** EXERCISE **
Within the records, which lines hold the string "Arama"? Report each one by copying it.

** DATA SECTION **
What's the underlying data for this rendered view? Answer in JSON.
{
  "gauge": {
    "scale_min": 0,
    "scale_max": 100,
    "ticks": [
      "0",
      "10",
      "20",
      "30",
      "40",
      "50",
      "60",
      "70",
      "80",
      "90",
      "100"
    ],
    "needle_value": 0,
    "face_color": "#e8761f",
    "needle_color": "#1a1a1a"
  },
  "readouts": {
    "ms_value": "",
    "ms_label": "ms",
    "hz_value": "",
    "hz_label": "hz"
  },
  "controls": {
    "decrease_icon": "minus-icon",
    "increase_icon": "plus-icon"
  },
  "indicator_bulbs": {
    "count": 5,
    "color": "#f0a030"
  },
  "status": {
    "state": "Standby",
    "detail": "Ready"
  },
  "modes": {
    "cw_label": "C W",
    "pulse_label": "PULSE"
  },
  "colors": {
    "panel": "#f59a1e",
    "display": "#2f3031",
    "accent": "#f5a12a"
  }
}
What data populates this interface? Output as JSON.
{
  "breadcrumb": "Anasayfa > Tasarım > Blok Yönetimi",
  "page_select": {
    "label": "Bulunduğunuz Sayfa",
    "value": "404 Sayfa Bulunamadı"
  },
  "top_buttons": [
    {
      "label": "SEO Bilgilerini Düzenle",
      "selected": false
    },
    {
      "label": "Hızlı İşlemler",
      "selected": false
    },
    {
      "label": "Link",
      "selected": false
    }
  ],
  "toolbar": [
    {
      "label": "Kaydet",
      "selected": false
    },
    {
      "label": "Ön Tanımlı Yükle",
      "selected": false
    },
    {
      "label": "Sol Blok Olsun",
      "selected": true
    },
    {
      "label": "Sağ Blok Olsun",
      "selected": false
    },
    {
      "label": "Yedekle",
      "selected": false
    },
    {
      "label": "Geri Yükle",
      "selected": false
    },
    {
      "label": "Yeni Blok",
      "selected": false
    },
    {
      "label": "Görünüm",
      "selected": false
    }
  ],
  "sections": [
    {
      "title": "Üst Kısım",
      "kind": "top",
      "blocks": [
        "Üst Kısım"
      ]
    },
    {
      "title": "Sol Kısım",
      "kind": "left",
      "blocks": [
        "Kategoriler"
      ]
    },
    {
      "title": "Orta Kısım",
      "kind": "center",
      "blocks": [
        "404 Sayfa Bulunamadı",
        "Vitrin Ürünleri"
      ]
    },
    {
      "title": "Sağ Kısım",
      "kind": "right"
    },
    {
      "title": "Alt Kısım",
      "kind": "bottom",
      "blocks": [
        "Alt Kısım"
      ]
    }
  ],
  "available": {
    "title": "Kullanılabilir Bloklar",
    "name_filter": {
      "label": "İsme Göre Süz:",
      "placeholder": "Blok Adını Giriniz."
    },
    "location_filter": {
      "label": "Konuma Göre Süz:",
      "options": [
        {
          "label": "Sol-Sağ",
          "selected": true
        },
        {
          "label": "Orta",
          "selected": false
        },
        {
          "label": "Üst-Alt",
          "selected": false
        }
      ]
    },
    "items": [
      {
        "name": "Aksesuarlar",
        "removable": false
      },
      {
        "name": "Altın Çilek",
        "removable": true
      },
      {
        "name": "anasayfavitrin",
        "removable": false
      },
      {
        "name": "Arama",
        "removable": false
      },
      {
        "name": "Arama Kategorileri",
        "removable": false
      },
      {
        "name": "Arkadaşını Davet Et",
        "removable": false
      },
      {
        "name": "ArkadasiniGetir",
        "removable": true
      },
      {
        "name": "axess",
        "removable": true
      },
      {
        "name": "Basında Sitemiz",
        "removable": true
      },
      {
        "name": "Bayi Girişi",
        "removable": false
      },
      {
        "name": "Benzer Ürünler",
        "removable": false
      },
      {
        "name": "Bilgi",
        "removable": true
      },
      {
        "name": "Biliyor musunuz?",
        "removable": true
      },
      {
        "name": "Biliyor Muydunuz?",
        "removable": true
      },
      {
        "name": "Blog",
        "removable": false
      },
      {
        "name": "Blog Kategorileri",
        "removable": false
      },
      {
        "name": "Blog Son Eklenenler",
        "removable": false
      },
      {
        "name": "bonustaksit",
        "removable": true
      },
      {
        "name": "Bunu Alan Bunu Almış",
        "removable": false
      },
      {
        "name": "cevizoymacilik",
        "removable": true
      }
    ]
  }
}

** ANSWER TO THE PROBLEM **
        "name": "Arama",
        "name": "Arama Kategorileri",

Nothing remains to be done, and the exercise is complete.